- Iceberg Photography: Unlock the secrets of capturing mesmerizing images of one of the world’s most captivating natural wonders – icebergs. Our Iceberg Photography Guide is full of practical tips on camera settings, commotion techniques and best vantage points.
- Seabird Photography: Amidst the wonders of Antarctica lies an enchanting array of bird species that have made this region their home. From graceful terns to skuas, the diversity of birdlife is nothing short of awe-inspiring. If you’re visiting Yalour Islands and aspire to capture the beauty of these winged creatures, you might worry about not having the right high-end camera lenses. But fret not! You don’t need to empty your pockets. Armed with the right tips and techniques, you can achieve stunning results even with basic camera gear, preserving the magic of these airborne wonders forever.
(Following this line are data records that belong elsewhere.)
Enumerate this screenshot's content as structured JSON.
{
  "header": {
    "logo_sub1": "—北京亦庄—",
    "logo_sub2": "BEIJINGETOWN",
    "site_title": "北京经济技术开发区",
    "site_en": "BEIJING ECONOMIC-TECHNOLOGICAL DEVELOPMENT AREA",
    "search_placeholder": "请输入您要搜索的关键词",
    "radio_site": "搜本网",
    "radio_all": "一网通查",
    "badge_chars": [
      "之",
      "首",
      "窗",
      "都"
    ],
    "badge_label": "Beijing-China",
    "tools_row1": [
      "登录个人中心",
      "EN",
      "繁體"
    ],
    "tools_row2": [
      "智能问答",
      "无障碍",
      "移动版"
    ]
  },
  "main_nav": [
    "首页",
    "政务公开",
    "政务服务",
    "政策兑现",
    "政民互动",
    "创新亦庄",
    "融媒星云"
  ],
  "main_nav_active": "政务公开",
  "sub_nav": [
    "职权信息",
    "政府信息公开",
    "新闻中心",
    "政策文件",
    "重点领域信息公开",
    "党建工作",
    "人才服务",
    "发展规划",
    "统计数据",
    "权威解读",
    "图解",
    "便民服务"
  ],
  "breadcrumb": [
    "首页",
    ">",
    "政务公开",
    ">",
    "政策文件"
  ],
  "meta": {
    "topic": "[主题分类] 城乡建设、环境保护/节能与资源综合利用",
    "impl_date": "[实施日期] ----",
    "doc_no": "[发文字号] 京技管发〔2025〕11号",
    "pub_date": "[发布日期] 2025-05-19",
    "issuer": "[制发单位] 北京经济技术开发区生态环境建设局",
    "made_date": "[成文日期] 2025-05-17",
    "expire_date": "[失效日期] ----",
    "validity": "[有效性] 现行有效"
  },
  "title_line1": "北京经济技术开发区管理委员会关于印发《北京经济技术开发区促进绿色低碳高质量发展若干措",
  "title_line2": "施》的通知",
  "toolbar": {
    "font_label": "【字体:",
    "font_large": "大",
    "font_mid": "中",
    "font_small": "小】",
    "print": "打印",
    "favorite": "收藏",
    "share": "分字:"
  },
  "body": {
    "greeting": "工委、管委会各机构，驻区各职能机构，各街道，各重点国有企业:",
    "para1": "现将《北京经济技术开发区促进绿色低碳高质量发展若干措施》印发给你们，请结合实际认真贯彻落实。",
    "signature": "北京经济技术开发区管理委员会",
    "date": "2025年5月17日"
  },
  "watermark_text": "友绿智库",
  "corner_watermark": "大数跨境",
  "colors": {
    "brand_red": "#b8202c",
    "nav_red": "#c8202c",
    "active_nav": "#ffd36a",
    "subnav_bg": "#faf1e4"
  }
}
Learn more about Antarctic Bird Photography here.
- Wales and Seals in The Water: Look out for the whales poking their flukes out of the water. And make sure to check out the dark spots on the ice floes – they are not rocks!
- Landscape Photography: Yalour Islands offer a dramatic and pristine polar landscape, making it an ideal setting for landscape photographers. From ice-covered shores to striking rocky formations, the terrain provides a diverse range of compositional opportunities. Furthermore, the juxtaposition of snow, ice, and rugged rocks against the vast expanse of the Antarctic seascape creates an otherworldly ambience.
What else is there to do on Yalour Islands?
Beyond the opportunity to set foot on Yalour Islands, the surrounding area offers a myriad of exciting activities for travellers to immerse themselves in the enchanting Antarctic experience. Even from the cruise ship’s deck, visitors can revel in the spectacular vistas and capture awe-inspiring photographs of the icy landscapes, abundant birdlife, and occasional marine mammal sightings.
Birdwatching enthusiasts will be delighted by the diverse avian species that glide in the skies above Yalour Islands. For those seeking encounters with marine giants, whale spotting becomes a thrilling activity as orcas and humpback whales gracefully navigate the waters, providing unforgettable photographic opportunities.
Many cruise lines organize kayaking excursions, allowing travellers to explore the pristine waters around Yalour Islands up close. Paddling through serene ice-filled bays, kayakers can capture mesmerizing images of towering icebergs and witness the lively penguin activities on the shore.
An exhilarating experience awaits those who venture out on Zodiac boat cruises too. Approaching majestic icebergs at eye level, getting close to the penguins going in and out of the water, and even having the chance of a whale or seal encounter right next to the boat make for truly unforgettable moments, perfect for photographers aiming to capture the raw beauty of the Antarctic wilderness.
You will be in love with Yalour Islands! Of course, our opinion on this beautiful location may be biased. As a matter of fact, it was our very first spot in Antarctica, looking back at the multiple videos and photos we took, we think it is one of the most pristine and untouched locations on the Antarctic Peninsula.